KUALA LUMPUR, Nov 10 — Indian classical dance is not merely about expressing oneself but is steeped with tradition and a representation of culture.
There are approximately eight forms of Indian classical dance which are the Bharatanatyam, Odissi, Kuchipudi, Kathak, Mohiniyattam, Kathakali, Manipuri and Sattriya and all of them require elements to be mastered before it can be performed professionally.
Sutra Dance Theatre principal dancer and teacher Geethika Sree says Indian classical dance is culturally rich, with different aspects related to Hindu gods and goddesses.
Geethika said that all Indian art forms are all equally expressive and only the techniques, styles and languages differ.
For example, the Barathanatyam uses a lot of Tamil or Telugu or Sanskrit in dance while Odissi uses the Odia language from Odisha.
She explains the three main aspects in Indian classical dance are the Nritya, Natya and Nritta.
“So Nritta is the pure dance, where there’s no expressive aspect to it, it is all just technique and beats that is shown.
“Then you have the Nritya (expressive dance), it’s all about facial expression, the peak itself is storytelling and it focuses on the Abhinaya (the facial expression) where it brings out the ‘Rasa’ (the emotions).

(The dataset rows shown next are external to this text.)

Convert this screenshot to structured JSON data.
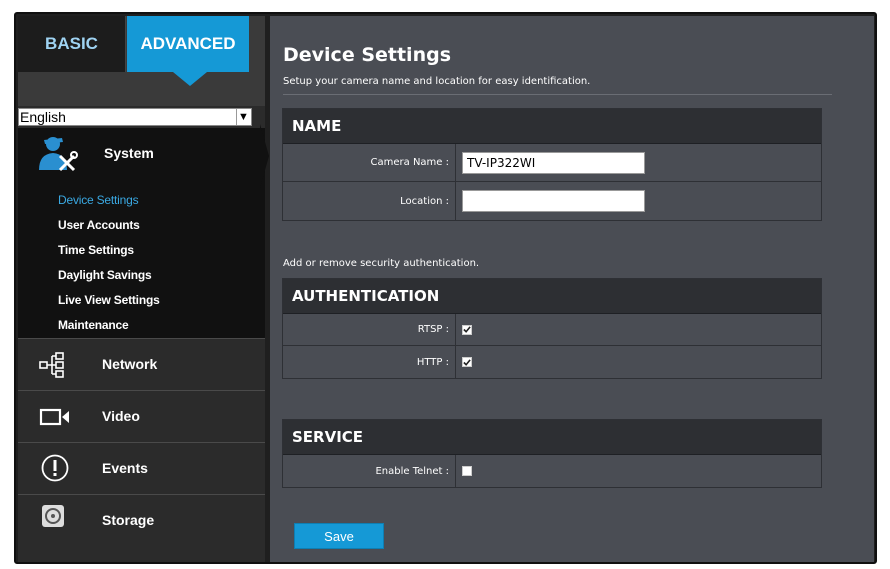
{
  "tabs": {
    "basic": "BASIC",
    "advanced": "ADVANCED"
  },
  "language": {
    "selected": "English"
  },
  "sidebar": {
    "system": {
      "label": "System",
      "items": [
        {
          "label": "Device Settings",
          "active": true
        },
        {
          "label": "User Accounts"
        },
        {
          "label": "Time Settings"
        },
        {
          "label": "Daylight Savings"
        },
        {
          "label": "Live View Settings"
        },
        {
          "label": "Maintenance"
        }
      ]
    },
    "network": {
      "label": "Network"
    },
    "video": {
      "label": "Video"
    },
    "events": {
      "label": "Events"
    },
    "storage": {
      "label": "Storage"
    }
  },
  "page": {
    "title": "Device Settings",
    "subtitle": "Setup your camera name and location for easy identification.",
    "auth_note": "Add or remove security authentication.",
    "save_label": "Save"
  },
  "name_section": {
    "title": "NAME",
    "camera_name_label": "Camera Name :",
    "camera_name_value": "TV-IP322WI",
    "location_label": "Location :",
    "location_value": ""
  },
  "auth_section": {
    "title": "AUTHENTICATION",
    "rtsp_label": "RTSP :",
    "rtsp_checked": true,
    "http_label": "HTTP :",
    "http_checked": true
  },
  "service_section": {
    "title": "SERVICE",
    "telnet_label": "Enable Telnet :",
    "telnet_checked": false
  },
  "colors": {
    "accent": "#1599d6",
    "active_link": "#3aa9e3",
    "panel": "#4a4d54"
  }
}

“Then you have the Natya which are a combination of both, pure dance and expressive dance, so in that sense, usually the expressions are taken from ancient mythologies of the Indian myths,” she told Malay Mail.
These dances will usually take the Ramayana or the Mahabharata narratives or sometimes the stories of Hindus deities like Lord Ganesha, Lord Shiva and Lord Parvati where they will be elaborated and transformed into the classical dance.
With Deepavali just around the corner, Geethika stresses the importance of these classical dances as they can be a great tool to bring interests towards the younger generations in learning about their own culture and heritage especially in this digital age.
“When they come to learn Indian classical dance form or any art form, what we try to get them to do is to get them to stay connected to the physical world, to the present.
“When they are there in the present, they learn discipline, they learn the Guru-Shishya Parampara which is the teacher-student relationship, so those values are very important.
“As they learn these, they also learn these stories of Indian myths, like the Ramayana, the Mahabharata so whenever they’re learning specific items, they also learn the stories behind those items,” she said.
Although there are no specific choreographed dances for Deepavali but according to Geethika, there are actually a wide scope of dances that can be related to Deepavali.
“Deepavali is basically about bringing light into the world, good over evil, light over darkness right.
“So if you look at the story of Deepavali, some say it is when Lord Rama comes back after killing the demon Ravana and some narratives is about the Goddess Durga killing the demons, some of it is about Lord Krishna killing demons, so all of it is down to getting rid of the darkness.
“We definitely have a lot of dance features that surround goddesses or gods that are killing the demons and bringing light into the world,” she said stressing it was the value of ther triumph of good over evil that is important.
The Sutra Dance Theatre is an innovative dance centre that has cultivated and nurtured the Malaysian performing arts scene since three decades ago.
Established in 1983 by Datuk Ramli Ibrahim, the dance theatre has groomed a generation of Malaysian dancers and has taken Malaysian works to reach out to national and international audiences as well as promoting the cultural diversity and vibrancy of Malaysian dance.